■ Dataset records:
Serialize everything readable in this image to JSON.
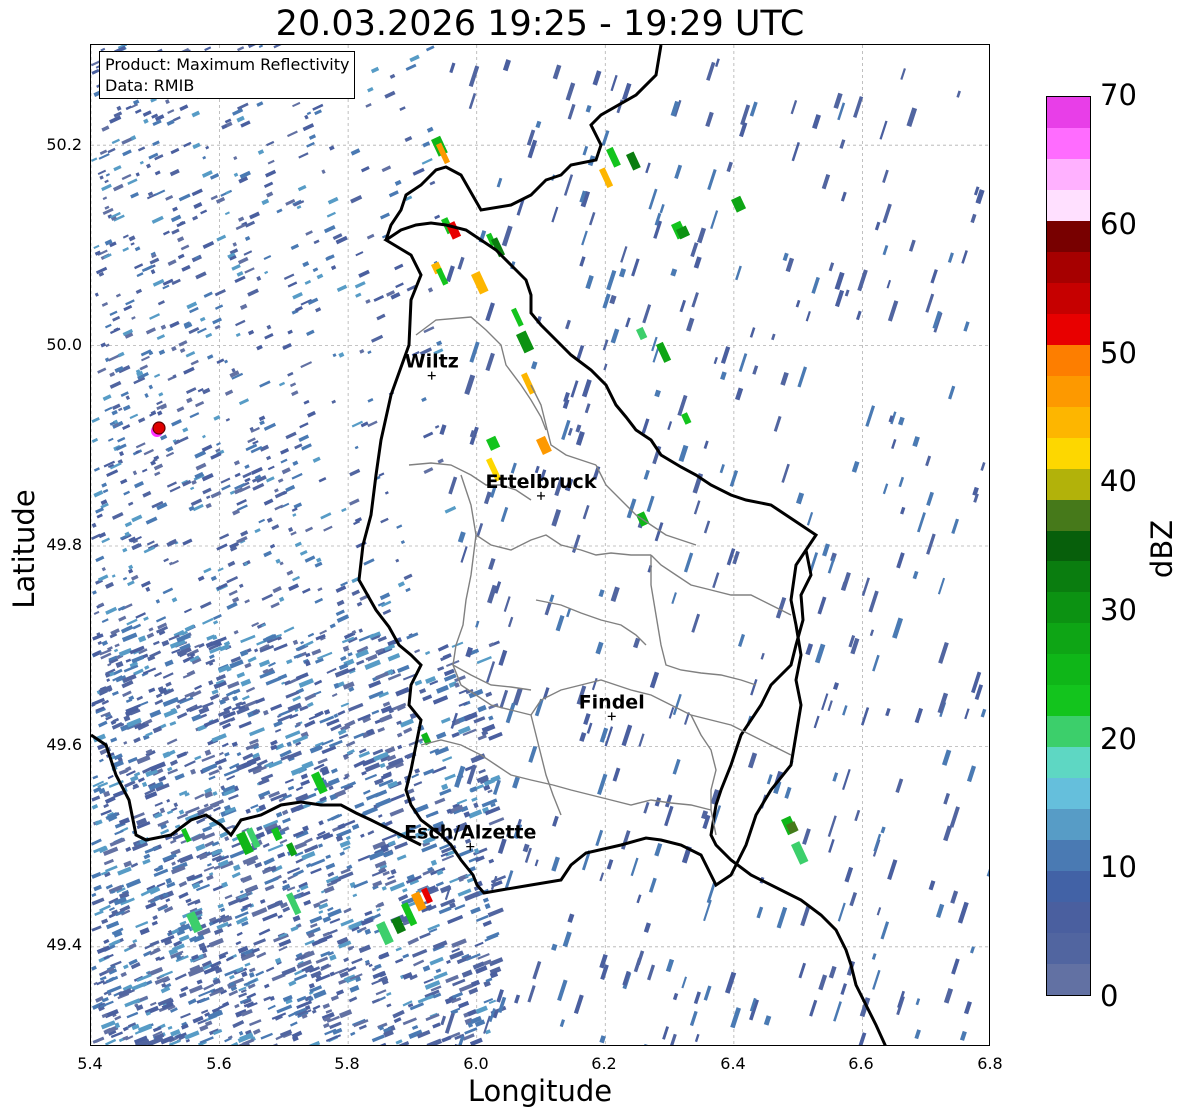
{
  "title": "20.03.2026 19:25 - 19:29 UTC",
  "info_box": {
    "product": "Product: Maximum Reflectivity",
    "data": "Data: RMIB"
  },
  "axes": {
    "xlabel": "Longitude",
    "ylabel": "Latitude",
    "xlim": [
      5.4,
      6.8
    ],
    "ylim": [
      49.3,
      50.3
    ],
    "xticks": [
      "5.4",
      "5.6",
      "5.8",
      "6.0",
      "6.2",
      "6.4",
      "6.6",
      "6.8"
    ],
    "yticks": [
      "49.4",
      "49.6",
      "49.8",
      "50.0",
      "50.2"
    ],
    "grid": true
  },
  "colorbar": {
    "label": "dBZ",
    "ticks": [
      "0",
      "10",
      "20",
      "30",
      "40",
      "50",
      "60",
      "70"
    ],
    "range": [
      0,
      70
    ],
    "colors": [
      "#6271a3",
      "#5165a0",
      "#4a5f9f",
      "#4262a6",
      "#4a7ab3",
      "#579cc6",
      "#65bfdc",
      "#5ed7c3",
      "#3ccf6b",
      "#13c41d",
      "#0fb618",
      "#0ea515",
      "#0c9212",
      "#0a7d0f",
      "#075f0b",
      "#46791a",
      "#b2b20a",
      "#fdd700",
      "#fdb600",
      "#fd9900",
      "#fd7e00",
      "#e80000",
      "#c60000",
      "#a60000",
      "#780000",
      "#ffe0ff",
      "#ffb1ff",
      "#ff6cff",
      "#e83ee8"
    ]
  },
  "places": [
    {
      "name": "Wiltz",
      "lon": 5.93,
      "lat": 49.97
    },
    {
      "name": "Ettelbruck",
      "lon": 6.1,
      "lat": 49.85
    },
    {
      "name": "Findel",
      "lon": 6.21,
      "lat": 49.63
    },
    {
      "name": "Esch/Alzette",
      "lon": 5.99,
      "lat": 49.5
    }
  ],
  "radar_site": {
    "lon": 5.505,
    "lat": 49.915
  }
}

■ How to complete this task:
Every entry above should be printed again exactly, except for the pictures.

■ Response to the exercise:
Serialize everything readable in this image to JSON.
{
  "title": "20.03.2026 19:25 - 19:29 UTC",
  "info_box": {
    "product": "Product: Maximum Reflectivity",
    "data": "Data: RMIB"
  },
  "axes": {
    "xlabel": "Longitude",
    "ylabel": "Latitude",
    "xlim": [
      5.4,
      6.8
    ],
    "ylim": [
      49.3,
      50.3
    ],
    "xticks": [
      "5.4",
      "5.6",
      "5.8",
      "6.0",
      "6.2",
      "6.4",
      "6.6",
      "6.8"
    ],
    "yticks": [
      "49.4",
      "49.6",
      "49.8",
      "50.0",
      "50.2"
    ],
    "grid": true
  },
  "colorbar": {
    "label": "dBZ",
    "ticks": [
      "0",
      "10",
      "20",
      "30",
      "40",
      "50",
      "60",
      "70"
    ],
    "range": [
      0,
      70
    ],
    "colors": [
      "#6271a3",
      "#5165a0",
      "#4a5f9f",
      "#4262a6",
      "#4a7ab3",
      "#579cc6",
      "#65bfdc",
      "#5ed7c3",
      "#3ccf6b",
      "#13c41d",
      "#0fb618",
      "#0ea515",
      "#0c9212",
      "#0a7d0f",
      "#075f0b",
      "#46791a",
      "#b2b20a",
      "#fdd700",
      "#fdb600",
      "#fd9900",
      "#fd7e00",
      "#e80000",
      "#c60000",
      "#a60000",
      "#780000",
      "#ffe0ff",
      "#ffb1ff",
      "#ff6cff",
      "#e83ee8"
    ]
  },
  "places": [
    {
      "name": "Wiltz",
      "lon": 5.93,
      "lat": 49.97
    },
    {
      "name": "Ettelbruck",
      "lon": 6.1,
      "lat": 49.85
    },
    {
      "name": "Findel",
      "lon": 6.21,
      "lat": 49.63
    },
    {
      "name": "Esch/Alzette",
      "lon": 5.99,
      "lat": 49.5
    }
  ],
  "radar_site": {
    "lon": 5.505,
    "lat": 49.915
  }
}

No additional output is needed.